ARC received from Hachette Book Group Canada
A novel about love, loss, and sex -- but not necessarily in that order.
Before her mother died, Shelby promised three things: to listen to her father, to love as much as possible, and to live without restraint. Those Promises become harder to keep when Shelby's father joins the planning committee for the Princess Ball, an annual dance that ends with a ceremonial vow to live pure lives -- in other words, no "bad behavior," no breaking the rules, and definitely no sex.
Torn between Promises One and Three, Shelby makes a decision -- to exploit a loophole and lose her virginity before taking the vow. But somewhere between failed hookup attempts and helping her dad plan the ball, Shelby starts to understand what her mother really meant, what her father really needs, and who really has the right to her purity.
The whole idea of a book based on enforced purity and chastity was something that really interested me when I first heard about Jackson Pearce's new contemporary YA, Purity. This is an idea I can relaly relate to, having grown up in the Christian church and hearing about the importance of sexual purity; so I was REALLY curious to see what Jackson would do with this.
And I was in no way disappointed. Purity is so much deeper and more complex than it seems at first glance; it raises a multitude of fantastic questions and is a fantastic representation of how moving and influential contemporary YA can be.
- Real life application:

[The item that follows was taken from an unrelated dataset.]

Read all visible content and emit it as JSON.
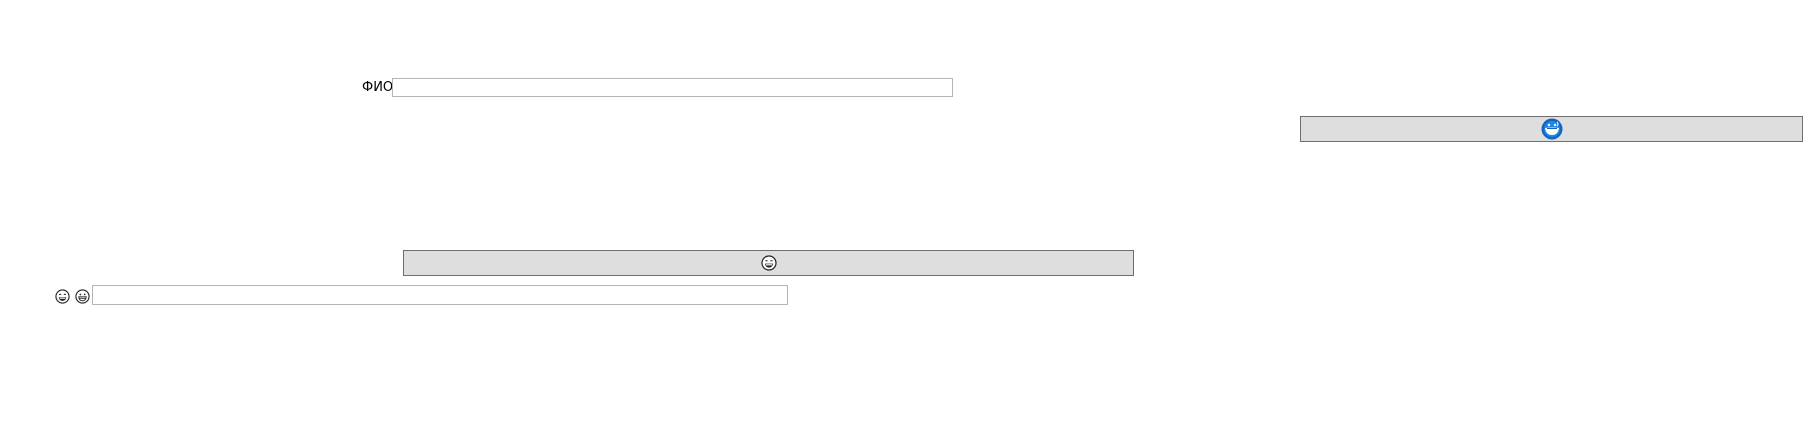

Like I mentioned above, Purity brings up some really great questions. But more so than just this, these are applicable questions, ones that just about every teen has asked at some point. Shelby tackles everyting from grief, losing a loved one, promises, love and friendships, sex, and religion. And THAT is no easy task, especially to tackle ALL IN ONE BOOK. I expected this to be a light, humorous read. There's some humour, and it's a shorter book. But no, I wouldn't classify it as "light" reading. By the end of Purity I had totally teared up.

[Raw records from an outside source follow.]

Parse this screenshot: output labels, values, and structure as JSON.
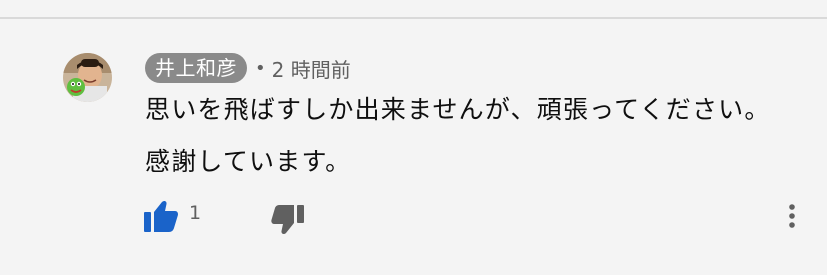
{
  "comment": {
    "author": "井上和彦",
    "separator": "•",
    "timestamp": "2 時間前",
    "text": "思いを飛ばすしか出来ませんが、頑張ってください。感謝しています。",
    "like_count": "1"
  },
  "icons": {
    "like": "thumbs-up-icon",
    "dislike": "thumbs-down-icon",
    "more": "vertical-dots-icon",
    "avatar": "avatar"
  },
  "colors": {
    "background": "#f4f4f4",
    "author_chip": "#8a8a8a",
    "like_active": "#1a63c9",
    "icon_muted": "#606060",
    "text": "#0f0f0f"
  }
}
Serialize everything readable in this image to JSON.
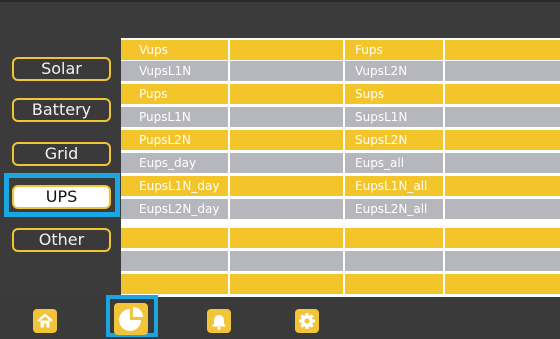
{
  "menu": {
    "items": [
      {
        "label": "Solar"
      },
      {
        "label": "Battery"
      },
      {
        "label": "Grid"
      },
      {
        "label": "UPS"
      },
      {
        "label": "Other"
      }
    ],
    "active": "UPS"
  },
  "table": {
    "rows": [
      {
        "left": "Vups",
        "right": "Fups",
        "color": "yellow"
      },
      {
        "left": "VupsL1N",
        "right": "VupsL2N",
        "color": "gray"
      },
      {
        "left": "Pups",
        "right": "Sups",
        "color": "yellow"
      },
      {
        "left": "PupsL1N",
        "right": "SupsL1N",
        "color": "gray"
      },
      {
        "left": "PupsL2N",
        "right": "SupsL2N",
        "color": "yellow"
      },
      {
        "left": "Eups_day",
        "right": "Eups_all",
        "color": "gray"
      },
      {
        "left": "EupsL1N_day",
        "right": "EupsL1N_all",
        "color": "yellow"
      },
      {
        "left": "EupsL2N_day",
        "right": "EupsL2N_all",
        "color": "gray"
      },
      {
        "left": "",
        "right": "",
        "color": "yellow"
      },
      {
        "left": "",
        "right": "",
        "color": "gray"
      },
      {
        "left": "",
        "right": "",
        "color": "yellow"
      }
    ]
  },
  "nav": {
    "items": [
      {
        "icon": "home-icon"
      },
      {
        "icon": "pie-chart-icon",
        "active": true
      },
      {
        "icon": "bell-icon"
      },
      {
        "icon": "settings-icon"
      }
    ]
  },
  "colors": {
    "accent": "#f4c52b",
    "gray_row": "#b6b6bd",
    "highlight": "#1aa6e0",
    "background": "#3b3b3b"
  }
}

- There is no black and white:
Nothing is that simple in Purity, as Shelby discovers. Grieving isn't simple. Sex isn't as complicated as one things, nor is it as unattached. Religion and faith are two different things, and they aren't as straightforward as anyone thinks. And THAT'S what I really love about Purity; it doesn't come off preachy in any way. I tend to be wary of books that are both too preachy or that openly mock faith and I had my concerns with this one. Needless to say, I think this is one that finds that balance and does so very, very well.

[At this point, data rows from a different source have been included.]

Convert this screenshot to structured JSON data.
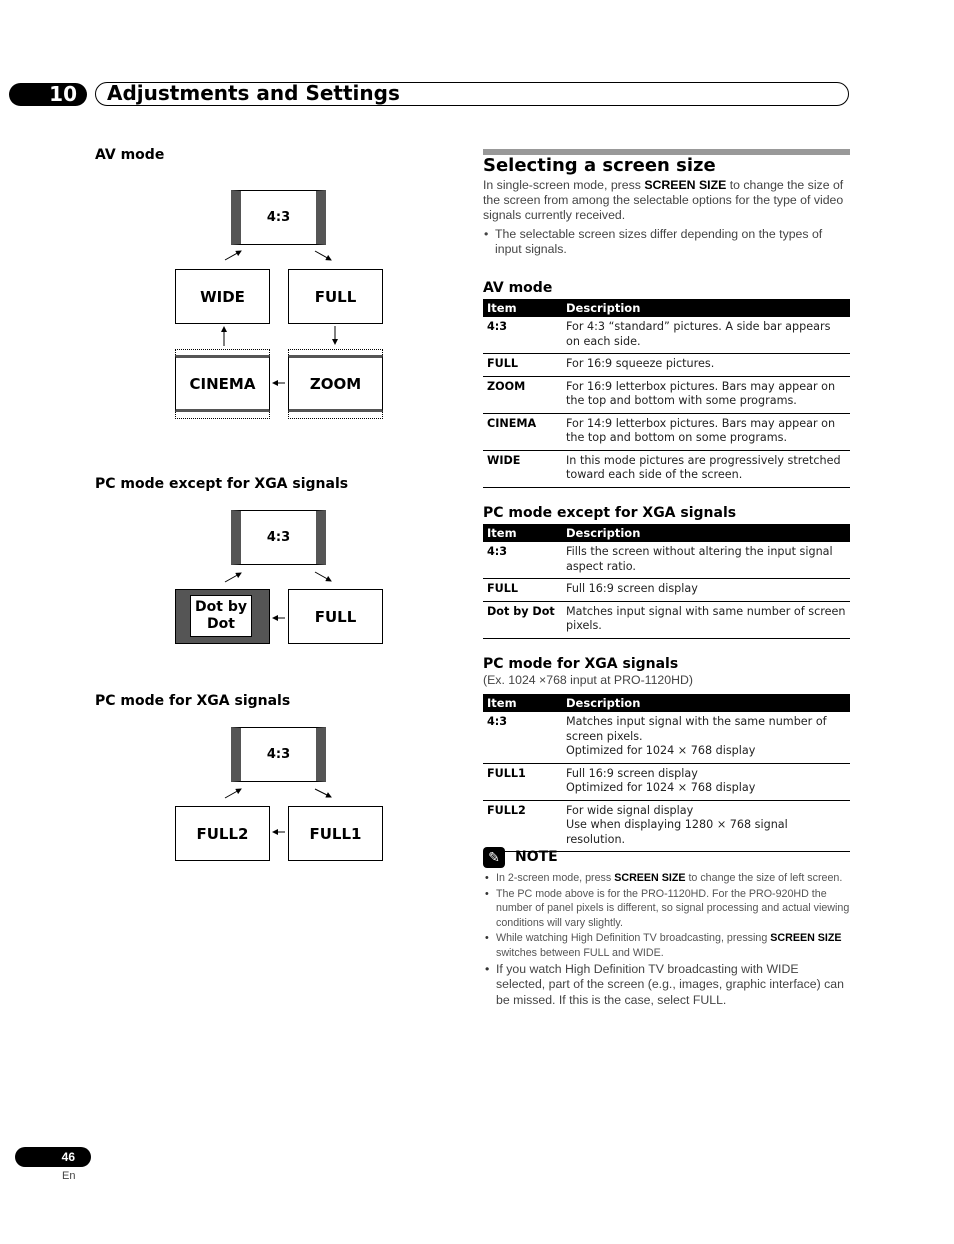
{
  "header": {
    "chapter_number": "10",
    "chapter_title": "Adjustments and Settings"
  },
  "diagrams": {
    "av_mode": {
      "heading": "AV mode",
      "screens": {
        "top": "4:3",
        "wide": "WIDE",
        "full": "FULL",
        "cinema": "CINEMA",
        "zoom": "ZOOM"
      }
    },
    "pc_except_xga": {
      "heading": "PC mode except for XGA signals",
      "screens": {
        "top": "4:3",
        "dot_by_dot_line1": "Dot by",
        "dot_by_dot_line2": "Dot",
        "full": "FULL"
      }
    },
    "pc_xga": {
      "heading": "PC mode for XGA signals",
      "screens": {
        "top": "4:3",
        "full2": "FULL2",
        "full1": "FULL1"
      }
    }
  },
  "section": {
    "title": "Selecting a screen size",
    "intro_pre": "In single-screen mode, press ",
    "intro_key": "SCREEN SIZE",
    "intro_post": " to change the size of the screen from among the selectable options for the type of video signals currently received.",
    "bullet": "The selectable screen sizes differ depending on the types of input signals."
  },
  "tables": {
    "av_mode": {
      "title": "AV mode",
      "headers": [
        "Item",
        "Description"
      ],
      "rows": [
        {
          "item": "4:3",
          "desc": "For 4:3 “standard” pictures. A side bar appears on each side."
        },
        {
          "item": "FULL",
          "desc": "For 16:9 squeeze pictures."
        },
        {
          "item": "ZOOM",
          "desc": "For 16:9 letterbox pictures. Bars may appear on the top and bottom with some programs."
        },
        {
          "item": "CINEMA",
          "desc": "For 14:9 letterbox pictures. Bars may appear on the top and bottom on some programs."
        },
        {
          "item": "WIDE",
          "desc": "In this mode pictures are progressively stretched toward each side of the screen."
        }
      ]
    },
    "pc_except_xga": {
      "title": "PC mode except for XGA signals",
      "headers": [
        "Item",
        "Description"
      ],
      "rows": [
        {
          "item": "4:3",
          "desc": "Fills the screen without altering the input signal aspect ratio."
        },
        {
          "item": "FULL",
          "desc": "Full 16:9 screen display"
        },
        {
          "item": "Dot by Dot",
          "desc": "Matches input signal with same number of screen pixels."
        }
      ]
    },
    "pc_xga": {
      "title": "PC mode for XGA signals",
      "subtitle": "(Ex. 1024 ×768 input at PRO-1120HD)",
      "headers": [
        "Item",
        "Description"
      ],
      "rows": [
        {
          "item": "4:3",
          "desc1": "Matches input signal with the same number of screen pixels.",
          "desc2": "Optimized for 1024 × 768 display"
        },
        {
          "item": "FULL1",
          "desc1": "Full 16:9 screen display",
          "desc2": "Optimized for 1024 × 768 display"
        },
        {
          "item": "FULL2",
          "desc1": "For wide signal display",
          "desc2": "Use when displaying 1280 × 768 signal resolution."
        }
      ]
    }
  },
  "note": {
    "icon": "pencil-icon",
    "label": "NOTE",
    "items": [
      {
        "pre": "In 2-screen mode, press ",
        "key": "SCREEN SIZE",
        "post": " to change the size of left screen."
      },
      {
        "pre": "The PC mode above is for the PRO-1120HD. For the PRO-920HD the number of panel pixels is different, so signal processing and actual viewing conditions will vary slightly.",
        "key": "",
        "post": ""
      },
      {
        "pre": "While watching High Definition TV broadcasting, pressing ",
        "key": "SCREEN SIZE",
        "post": " switches between FULL and WIDE."
      },
      {
        "pre": "If you watch High Definition TV broadcasting with WIDE selected, part of the screen (e.g., images, graphic interface) can be missed. If this is the case, select FULL.",
        "key": "",
        "post": ""
      }
    ]
  },
  "footer": {
    "page_number": "46",
    "language": "En"
  }
}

I love a book that can make a joke, and this kind of wit that makes you laugh just abounds in Purity! And the characters definitely have this nailed (as does Jackson, seeing as she's the author and all that jazz). This adds a whole other aspect to the book, making it an extremely dynamic and multidimensional read.